School of the Year Update
We’ve completed all of the information needed for the award and mailed it to Tomorrow’s Technician. We’ll have to wait until April to hear who the national and regional winners are. To see all of the schools that made it to the top 20 finalist visit Tomorrow’s Technician. I would like to thank all of the auto tech and collision repair students for providing all of the needed information. Our division Dean, Jim Edwards, and Devin Olson’s mother, Karen Ottaway, also helped by writing a letter of recommendation. Whether we win or not, I appreciate all of the help to meet the deadline.
First Year Students
The first year students have already completed damage analysis, bolt-on panel alignment, auto estimating, and are now in paint refinish. Last semester the students completed body repair and plastic repair. We’re now using those projects to prime, block, paint, and clear coat. They are learning about safety, equipment, spray guns and adjustments, and spraying techniques. They have also been color sanding and buffing the parts that they paint. I have to admit, there is a lot of talent in my first-year class.
The second year students are currently learning an in-depth class about color matching, tinting, and blending. Blending is the process of using a color close to the original finish and blending (or layering) it into the original color. While there may actually be two shades, blending fools the eye into seeing only one color. Most of the shop owners that I talk to say they blend most jobs. Some of the metallic, pearl, and tinted clears would make it too time consuming to panel paint without blending.
Focusing on the Focus
Both classes have been working on the Focus project. This project started out to be used for replacing skins; however, after hooking it up to our Shark measuring system and removing some of the skins, we found quite a bit of hidden damage. Layer-by layer, we remove the damaged parts. Luckily, we have another Focus that have most of the parts needed. It takes a little time and skill to take weld-on parts off of one car to be used for another car. Care must be taken not to damage the parts during removal. Here is a short video of the work in progress of the Focus.
Instructors must become students to stay properly trained. This month I attended the Nuts & Bolts of Estimating in Galesburg, IL. This was an excellent class. Learn more about the class.
Ted Powe Scholarship Memorial Skate
There was a skating event at the Carousel Skate Center in Wichita, KS this month. The event was in memory of Ted Powe and benefited the Ted Powe Scholarship. Read more about the event.
Blogs and videos found in the media.
Other Blog and/or Videos
history in the making, IT’S ALL IN THE HP
You can watch all of our videos on our YouTube BCRN channel at www.YouTube.com/ButlerCollision
BCRN in other places
Join us on FaceBook. We have a group for all collision repair schools, students, and technicians to network. Join this group
Lead Collision Instructor

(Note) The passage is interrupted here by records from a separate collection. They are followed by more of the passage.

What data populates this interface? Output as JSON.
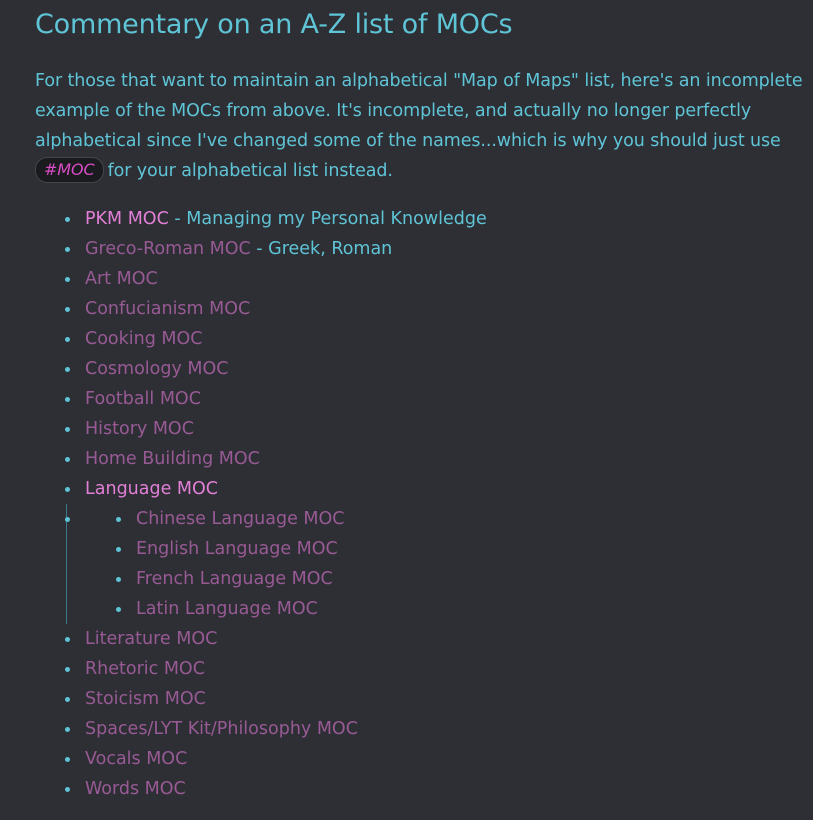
{
  "heading": "Commentary on an A-Z list of MOCs",
  "intro": {
    "text": "For those that want to maintain an alphabetical \"Map of Maps\" list, here's an incomplete example of the MOCs from above. It's incomplete, and actually no longer perfectly alphabetical since I've changed some of the names...which is why you should just use",
    "tag": "#MOC",
    "tail": "for your alphabetical list instead."
  },
  "list": {
    "pkm": {
      "link": "PKM MOC",
      "sep": " - ",
      "desc": "Managing my Personal Knowledge"
    },
    "greco": {
      "link": "Greco-Roman MOC",
      "sep": " - ",
      "desc": "Greek, Roman"
    },
    "art": "Art MOC",
    "confucianism": "Confucianism MOC",
    "cooking": "Cooking MOC",
    "cosmology": "Cosmology MOC",
    "football": "Football MOC",
    "history": "History MOC",
    "home_building": "Home Building MOC",
    "language": "Language MOC",
    "language_sub": {
      "chinese": "Chinese Language MOC",
      "english": "English Language MOC",
      "french": "French Language MOC",
      "latin": "Latin Language MOC"
    },
    "literature": "Literature MOC",
    "rhetoric": "Rhetoric MOC",
    "stoicism": "Stoicism MOC",
    "spaces": "Spaces/LYT Kit/Philosophy MOC",
    "vocals": "Vocals MOC",
    "words": "Words MOC"
  },
  "colors": {
    "background": "#2e2f34",
    "accent_cyan": "#5ec4d6",
    "link_resolved": "#e27fd6",
    "link_unresolved": "#985a95",
    "tag": "#d94dc6"
  }
}
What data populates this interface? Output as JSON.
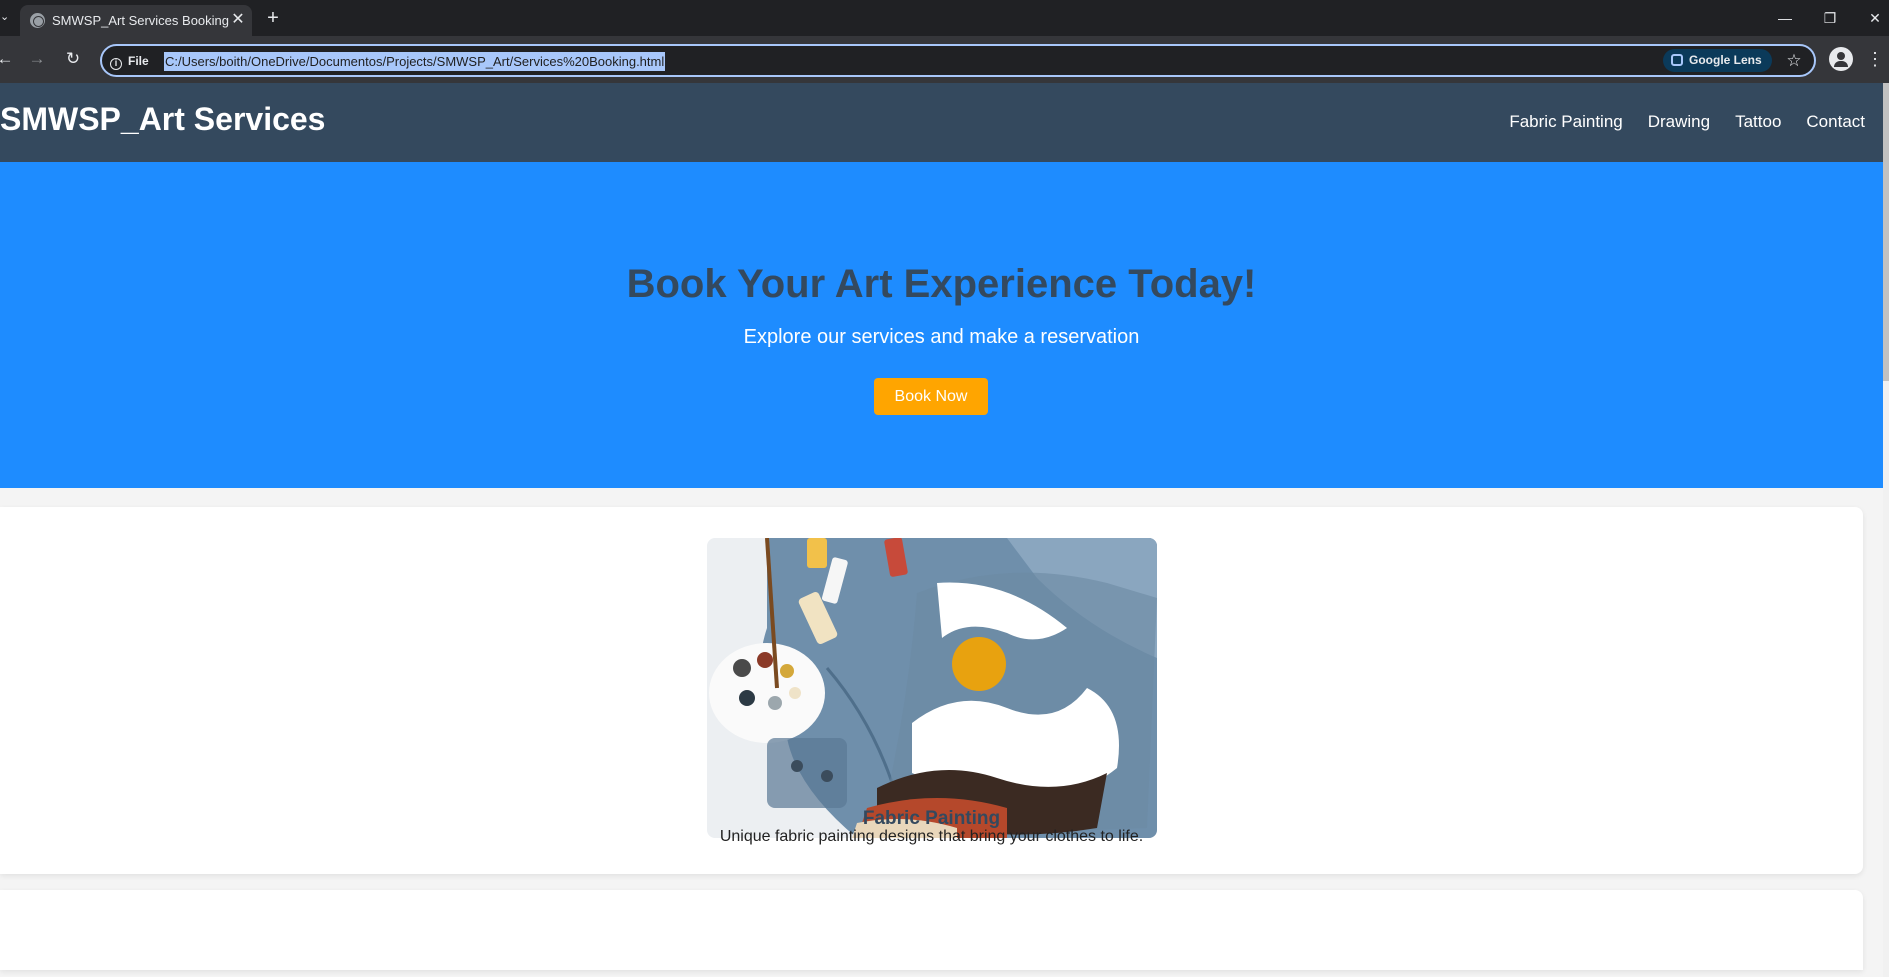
{
  "browser": {
    "tab_title": "SMWSP_Art Services Booking",
    "site_info_label": "File",
    "url": "C:/Users/boith/OneDrive/Documentos/Projects/SMWSP_Art/Services%20Booking.html",
    "lens_label": "Google Lens"
  },
  "site": {
    "brand": "SMWSP_Art Services",
    "nav": [
      "Fabric Painting",
      "Drawing",
      "Tattoo",
      "Contact"
    ]
  },
  "hero": {
    "title": "Book Your Art Experience Today!",
    "subtitle": "Explore our services and make a reservation",
    "button": "Book Now"
  },
  "services": [
    {
      "title": "Fabric Painting",
      "description": "Unique fabric painting designs that bring your clothes to life."
    }
  ],
  "colors": {
    "header_bg": "#34495e",
    "hero_bg": "#1e8cff",
    "button_bg": "#ffa500"
  }
}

For more information about the Auto Tech program contact:
Auto Tech Instructor
Collision Repair Tip
Anytime that your using the frame machine, make sure that the chain is a STRAIGHT 90 degrees to the tower and also have the hook pointing to the floor. You’ll have less of a chance of it coming loose from the car.

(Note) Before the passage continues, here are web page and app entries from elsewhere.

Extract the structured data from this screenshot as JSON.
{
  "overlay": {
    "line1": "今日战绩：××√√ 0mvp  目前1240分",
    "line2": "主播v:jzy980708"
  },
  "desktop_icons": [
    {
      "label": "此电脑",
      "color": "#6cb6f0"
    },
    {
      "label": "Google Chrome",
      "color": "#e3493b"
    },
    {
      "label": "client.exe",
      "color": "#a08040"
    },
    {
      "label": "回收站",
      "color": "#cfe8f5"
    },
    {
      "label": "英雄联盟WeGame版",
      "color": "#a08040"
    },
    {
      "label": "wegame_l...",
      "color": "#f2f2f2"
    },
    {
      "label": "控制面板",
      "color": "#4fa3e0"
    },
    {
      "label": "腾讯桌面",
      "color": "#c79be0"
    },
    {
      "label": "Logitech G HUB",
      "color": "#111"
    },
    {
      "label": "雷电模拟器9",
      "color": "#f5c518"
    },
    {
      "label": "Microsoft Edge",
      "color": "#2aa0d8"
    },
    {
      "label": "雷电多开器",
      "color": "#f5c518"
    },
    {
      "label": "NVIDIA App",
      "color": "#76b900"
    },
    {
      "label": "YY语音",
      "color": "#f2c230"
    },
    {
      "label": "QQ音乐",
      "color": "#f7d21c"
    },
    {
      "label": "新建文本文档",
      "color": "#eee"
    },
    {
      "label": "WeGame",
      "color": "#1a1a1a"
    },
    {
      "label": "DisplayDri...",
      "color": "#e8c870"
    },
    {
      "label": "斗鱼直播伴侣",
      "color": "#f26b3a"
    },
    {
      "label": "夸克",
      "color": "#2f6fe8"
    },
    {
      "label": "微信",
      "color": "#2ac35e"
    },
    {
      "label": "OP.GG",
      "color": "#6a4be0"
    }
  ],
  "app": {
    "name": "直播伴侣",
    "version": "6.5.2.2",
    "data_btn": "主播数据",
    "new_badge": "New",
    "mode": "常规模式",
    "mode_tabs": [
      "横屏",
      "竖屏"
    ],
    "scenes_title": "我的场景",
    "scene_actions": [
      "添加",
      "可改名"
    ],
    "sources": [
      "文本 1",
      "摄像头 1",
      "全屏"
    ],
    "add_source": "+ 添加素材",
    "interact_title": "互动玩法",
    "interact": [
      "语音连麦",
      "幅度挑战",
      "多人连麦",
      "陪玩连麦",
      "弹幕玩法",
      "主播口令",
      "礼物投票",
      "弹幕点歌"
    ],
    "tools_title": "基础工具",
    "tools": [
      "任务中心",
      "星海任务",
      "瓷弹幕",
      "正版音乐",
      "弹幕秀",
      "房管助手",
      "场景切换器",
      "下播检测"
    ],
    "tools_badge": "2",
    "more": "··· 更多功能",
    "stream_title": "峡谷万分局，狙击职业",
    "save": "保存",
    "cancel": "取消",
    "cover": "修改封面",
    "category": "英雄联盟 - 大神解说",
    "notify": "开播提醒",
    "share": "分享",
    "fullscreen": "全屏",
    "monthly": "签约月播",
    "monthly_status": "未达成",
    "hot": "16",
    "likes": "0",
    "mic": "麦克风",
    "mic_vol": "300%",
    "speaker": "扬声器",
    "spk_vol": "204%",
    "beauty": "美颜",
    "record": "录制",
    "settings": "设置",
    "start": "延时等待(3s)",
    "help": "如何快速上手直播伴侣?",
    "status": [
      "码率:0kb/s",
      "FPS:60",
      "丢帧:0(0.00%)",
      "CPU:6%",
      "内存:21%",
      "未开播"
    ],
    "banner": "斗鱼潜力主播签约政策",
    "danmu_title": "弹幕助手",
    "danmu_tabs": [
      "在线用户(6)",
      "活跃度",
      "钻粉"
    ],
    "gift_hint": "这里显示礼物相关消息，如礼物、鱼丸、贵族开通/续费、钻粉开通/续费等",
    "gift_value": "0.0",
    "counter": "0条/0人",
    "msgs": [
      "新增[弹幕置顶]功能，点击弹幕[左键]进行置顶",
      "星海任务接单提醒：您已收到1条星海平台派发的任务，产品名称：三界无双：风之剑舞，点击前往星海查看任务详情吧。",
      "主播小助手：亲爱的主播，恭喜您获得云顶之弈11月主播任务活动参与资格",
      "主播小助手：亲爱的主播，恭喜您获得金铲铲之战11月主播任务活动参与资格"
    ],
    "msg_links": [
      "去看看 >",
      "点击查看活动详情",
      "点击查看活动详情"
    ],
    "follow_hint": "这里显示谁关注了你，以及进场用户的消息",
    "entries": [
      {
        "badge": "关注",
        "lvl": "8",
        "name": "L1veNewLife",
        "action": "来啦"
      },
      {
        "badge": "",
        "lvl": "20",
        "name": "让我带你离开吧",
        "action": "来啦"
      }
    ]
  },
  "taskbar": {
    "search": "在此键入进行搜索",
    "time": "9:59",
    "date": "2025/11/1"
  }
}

~Mark Lapes – Automotive Forums
Butler opened in 1927 and now enrolls over 8000 students.
“Your attitude, not your aptitude, will determine your altitude”

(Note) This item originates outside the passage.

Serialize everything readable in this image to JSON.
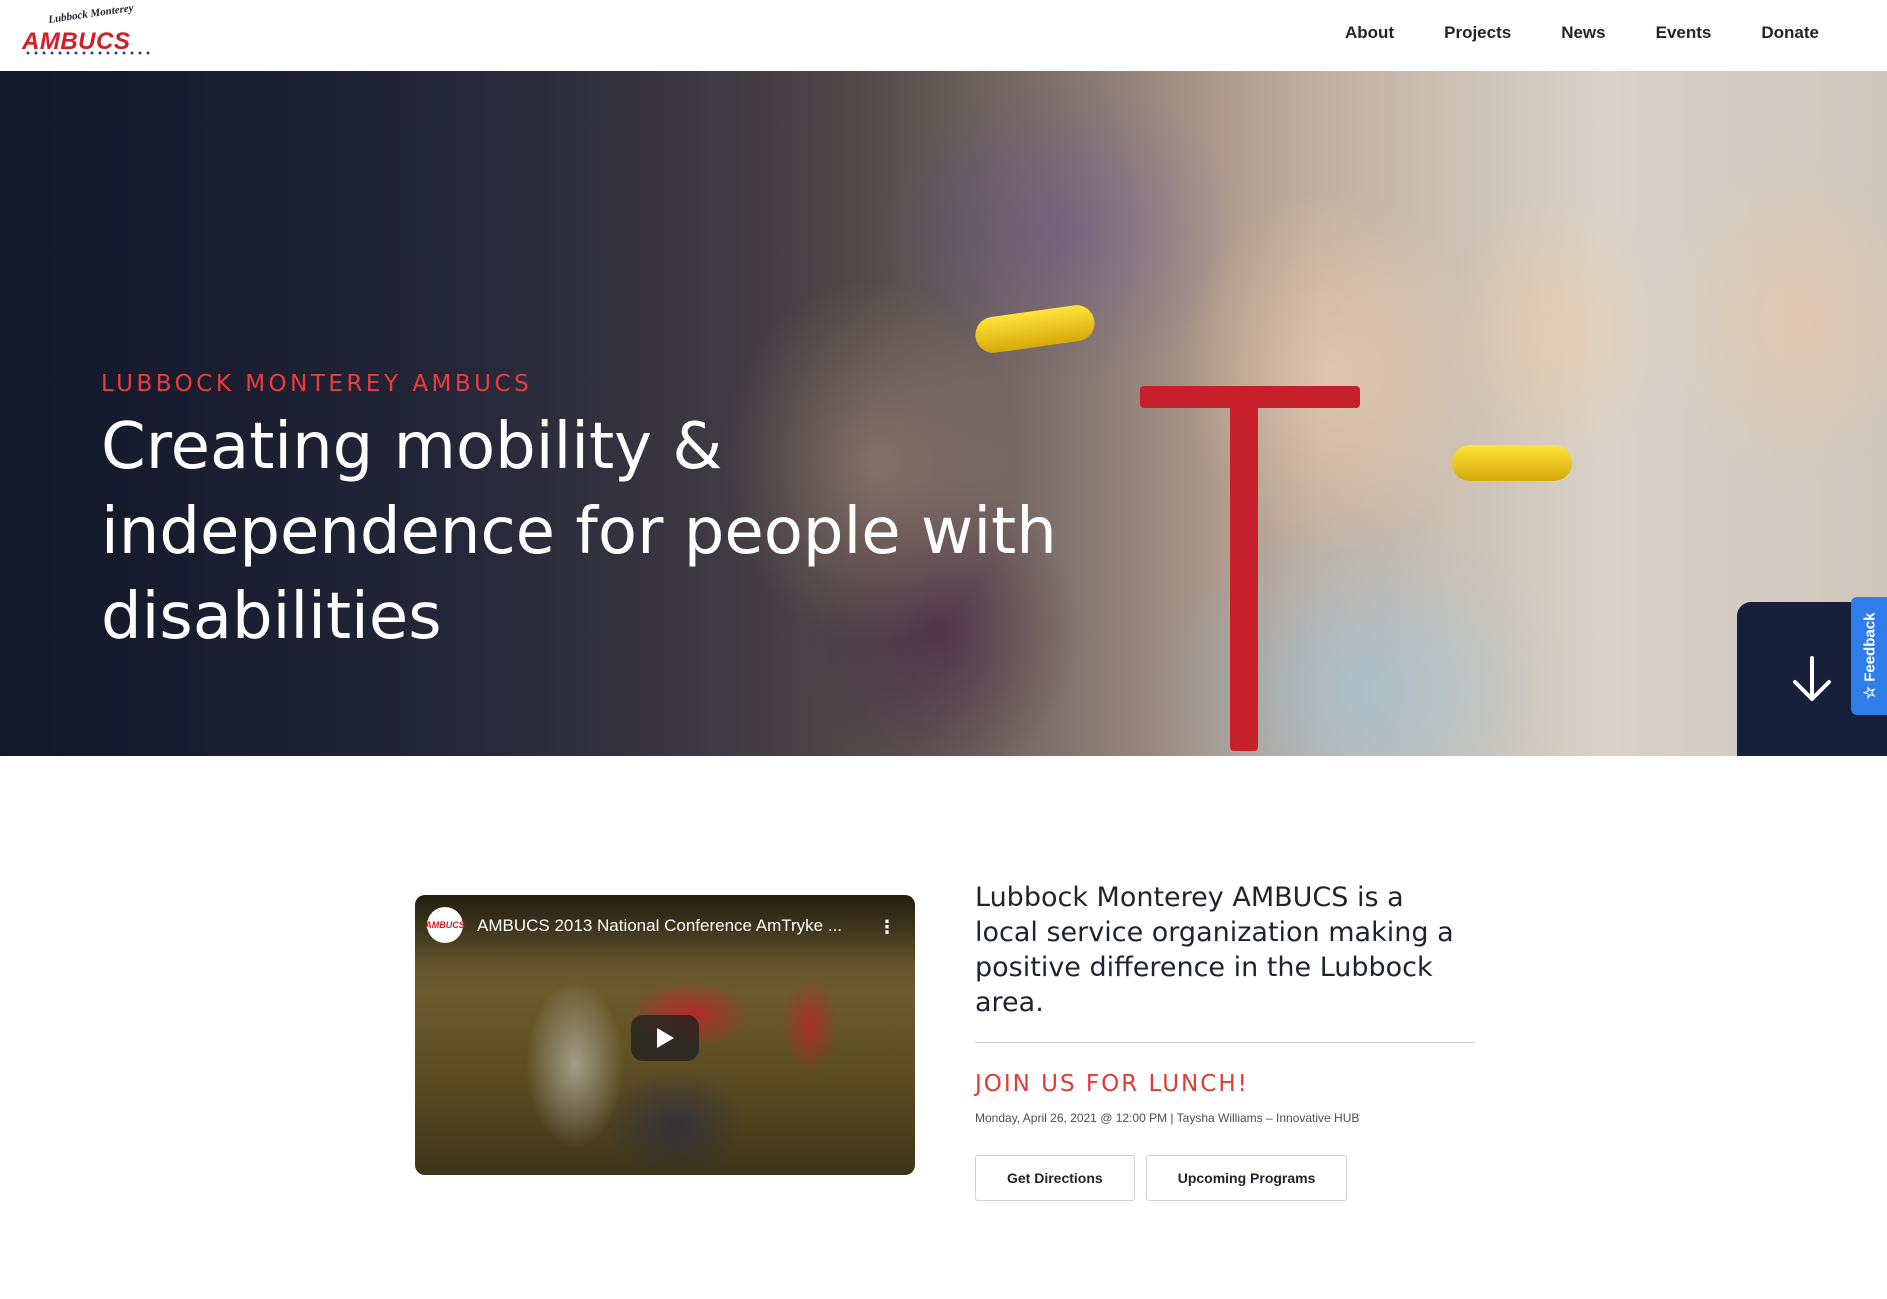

In your opinion, what is the most important step when refinishing a vehicle?